      By Kathleen McCarthy

      02-28-2019

      Why implementation and process matter just as much as effort

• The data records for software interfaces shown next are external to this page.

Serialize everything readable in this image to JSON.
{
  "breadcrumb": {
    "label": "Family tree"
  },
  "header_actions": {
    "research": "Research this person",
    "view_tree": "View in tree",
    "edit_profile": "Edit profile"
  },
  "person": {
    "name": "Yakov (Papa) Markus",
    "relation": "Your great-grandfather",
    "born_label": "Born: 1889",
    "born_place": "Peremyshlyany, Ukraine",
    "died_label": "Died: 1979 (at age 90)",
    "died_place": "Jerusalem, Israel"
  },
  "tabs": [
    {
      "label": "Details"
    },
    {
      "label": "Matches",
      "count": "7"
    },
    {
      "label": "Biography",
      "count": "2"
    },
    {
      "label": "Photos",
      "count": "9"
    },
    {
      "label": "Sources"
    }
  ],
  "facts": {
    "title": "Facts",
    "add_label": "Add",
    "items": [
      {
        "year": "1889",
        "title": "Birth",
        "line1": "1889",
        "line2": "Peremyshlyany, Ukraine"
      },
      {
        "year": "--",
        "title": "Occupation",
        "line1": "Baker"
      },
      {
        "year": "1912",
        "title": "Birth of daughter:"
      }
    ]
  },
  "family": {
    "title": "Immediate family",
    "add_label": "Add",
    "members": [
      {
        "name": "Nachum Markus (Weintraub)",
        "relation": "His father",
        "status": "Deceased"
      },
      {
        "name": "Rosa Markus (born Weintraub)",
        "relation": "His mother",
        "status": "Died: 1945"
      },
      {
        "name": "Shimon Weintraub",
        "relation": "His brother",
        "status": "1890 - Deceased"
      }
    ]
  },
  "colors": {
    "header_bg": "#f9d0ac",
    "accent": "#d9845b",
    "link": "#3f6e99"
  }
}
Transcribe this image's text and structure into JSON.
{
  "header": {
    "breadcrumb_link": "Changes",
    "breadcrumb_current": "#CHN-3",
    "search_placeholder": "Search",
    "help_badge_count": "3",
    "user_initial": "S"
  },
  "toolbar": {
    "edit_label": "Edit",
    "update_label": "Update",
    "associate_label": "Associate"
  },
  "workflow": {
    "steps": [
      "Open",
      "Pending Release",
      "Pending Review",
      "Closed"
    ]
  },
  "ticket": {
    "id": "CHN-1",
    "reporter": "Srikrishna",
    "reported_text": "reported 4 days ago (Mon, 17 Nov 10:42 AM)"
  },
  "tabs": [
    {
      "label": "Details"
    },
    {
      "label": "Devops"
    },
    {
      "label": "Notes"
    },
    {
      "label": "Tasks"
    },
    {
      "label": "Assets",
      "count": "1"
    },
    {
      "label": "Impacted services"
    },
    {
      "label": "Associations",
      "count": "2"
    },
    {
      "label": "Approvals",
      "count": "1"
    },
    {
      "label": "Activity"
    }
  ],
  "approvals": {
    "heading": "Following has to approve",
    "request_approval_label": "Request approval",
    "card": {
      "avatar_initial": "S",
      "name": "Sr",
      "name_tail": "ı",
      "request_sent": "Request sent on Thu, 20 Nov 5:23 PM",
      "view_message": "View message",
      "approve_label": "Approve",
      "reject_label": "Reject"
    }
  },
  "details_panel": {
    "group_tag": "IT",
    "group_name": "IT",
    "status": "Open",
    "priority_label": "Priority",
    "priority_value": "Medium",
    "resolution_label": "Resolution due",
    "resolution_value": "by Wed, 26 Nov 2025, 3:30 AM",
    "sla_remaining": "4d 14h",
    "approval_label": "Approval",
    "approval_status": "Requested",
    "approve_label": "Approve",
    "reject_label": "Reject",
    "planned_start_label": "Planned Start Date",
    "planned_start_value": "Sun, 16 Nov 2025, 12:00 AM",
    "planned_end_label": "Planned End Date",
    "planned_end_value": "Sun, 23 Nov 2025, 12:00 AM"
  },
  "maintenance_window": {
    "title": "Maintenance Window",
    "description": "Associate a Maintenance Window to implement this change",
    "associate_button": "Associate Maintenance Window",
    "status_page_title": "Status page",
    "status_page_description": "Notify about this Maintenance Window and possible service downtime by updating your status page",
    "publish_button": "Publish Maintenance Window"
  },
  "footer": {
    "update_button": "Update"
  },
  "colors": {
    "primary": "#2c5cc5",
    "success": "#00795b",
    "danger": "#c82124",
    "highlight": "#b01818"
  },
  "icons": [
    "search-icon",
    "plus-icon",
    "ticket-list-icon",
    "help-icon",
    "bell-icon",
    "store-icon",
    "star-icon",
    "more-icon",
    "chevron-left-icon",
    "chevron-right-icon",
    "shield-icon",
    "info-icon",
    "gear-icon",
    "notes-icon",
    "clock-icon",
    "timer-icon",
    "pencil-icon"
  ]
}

      images.jpgIn my colleague Carol Hoffman’s blog post from last summer, we shared how one of our grantees introduced us to the work of Carol Dweck, Ph.D. and her influential book Mindset, The New Psychology of Success. Published in 2006, the book captured the attention of educators, employers, parents and others interested in the idea of realizing one’s full potential.

       

      Dweck’s research highlighted the belief that one’s potential for success is not fixed at birth, but rather fluid and open to nurturing. She distilled this concept down to two mindsets – “fixed” and “growth.” An individual with a fixed mindset believes that they are born with a restricted amount of “x” – whether that be intelligence, personality, aptitude etc. Believing that you are restricted by what you received at birth limits a person’s passion for learning and taking on challenges; it prohibits curiosity and can promote a feeling of being “less than.”

       

      On the flipside, an individual with a growth mindset believes that their potential was not dictated at birth but rather is something that they can cultivate and expand through “hard work, strategies and lots of help from mentors…” Growth mindset thrives on curiosity and challenges.

       

      This twofold concept of fixed and growth mindsets seems straightforward, right? If you want to reach your potential, adopt a growth mindset. Unfortunately, since the publication of her book, Dr. Dweck started noticing the misapplication and misunderstanding of her mindset concept, which is where I’d like to pick up.

       

      I recently came across an interview with Dr. Dweck published in The Atlantic in 2016, ten years after the initial release of the book. The article, How Praise Became a Consolation Prize by Christine Gross-Loh highlights how (as one of our grantees put it) “implementation matters.”

       

      Clearly concerned by what she was hearing from the field, Dr. Dweck dug back in to understand how well-researched concepts could be distilled down to an oversimplification about effort, i.e. “praise the effort, not the outcome.”

       

      In Dweck’s mind, and demonstrated through her research, effort is not enough.  Effort + the process is what matters. This is where implementation and the way learning is approached takes a front seat to mere effort. Creating a safe environment for a student, or an employee, or an athlete, where failure and achievement are viewed through the lens of a journey, is key.

       

      In a truly functioning growth mindset, mistakes, obstacles and setbacks are not viewed as failures but opportunities for examination, strategizing and succeeding. Creating those opportunities for youth or any other person is challenging since we are all shaped by a mixture of growth and fixed mindsets. When we don’t or won’t take the time to do a deep dive into our own fixed positions around facing challenges, it can be hard for us to impart a growth mindset in our work and our relationships…no matter how much we declare ourselves to have a growth mindset.

       

      One of the greatest joys in my job over the past two years has been working with our grantees focused on opportunities for older youth in the out-of-school time sector. Watching them give power and voice to the youth they are serving – bringing them into leadership positions, asking them to sit on boards and navigate program development – is part of the journey to cultivate a growth mindset. Top down didactic programming does a disservice to youth and may tamp down their curiosity and belief that they are powerful and possessing more than what they received at birth. In that regard, Dweck’s concepts continue to resonate with me, because they have the power to create a love of learning and a belief of self. Just remember, “implementation matters.”